§ **HOW TO COMPLETE THIS TASK**:
If an entry below holds a picture, leave the picture out and print the rest exactly.

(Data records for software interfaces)
•••
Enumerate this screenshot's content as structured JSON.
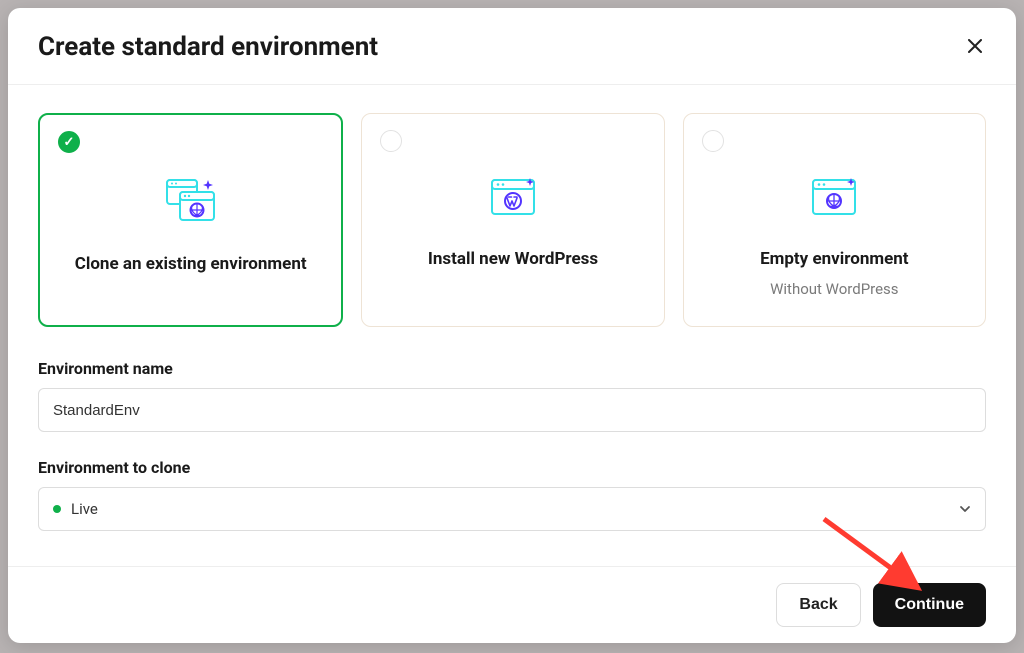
{
  "modal": {
    "title": "Create standard environment"
  },
  "options": [
    {
      "label": "Clone an existing environment",
      "sublabel": "",
      "selected": true
    },
    {
      "label": "Install new WordPress",
      "sublabel": "",
      "selected": false
    },
    {
      "label": "Empty environment",
      "sublabel": "Without WordPress",
      "selected": false
    }
  ],
  "fields": {
    "env_name_label": "Environment name",
    "env_name_value": "StandardEnv",
    "clone_label": "Environment to clone",
    "clone_value": "Live"
  },
  "footer": {
    "back": "Back",
    "continue": "Continue"
  }
}
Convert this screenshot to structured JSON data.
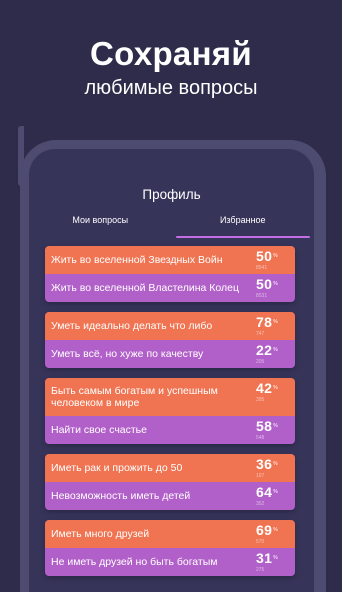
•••
§ **ANSWER SPACE**:
Enumerate this screenshot's content as structured JSON.
{
  "modal": {
    "title": "Create standard environment"
  },
  "options": [
    {
      "label": "Clone an existing environment",
      "sublabel": "",
      "selected": true
    },
    {
      "label": "Install new WordPress",
      "sublabel": "",
      "selected": false
    },
    {
      "label": "Empty environment",
      "sublabel": "Without WordPress",
      "selected": false
    }
  ],
  "fields": {
    "env_name_label": "Environment name",
    "env_name_value": "StandardEnv",
    "clone_label": "Environment to clone",
    "clone_value": "Live"
  },
  "footer": {
    "back": "Back",
    "continue": "Continue"
  }
}
Convert this screenshot to structured JSON data.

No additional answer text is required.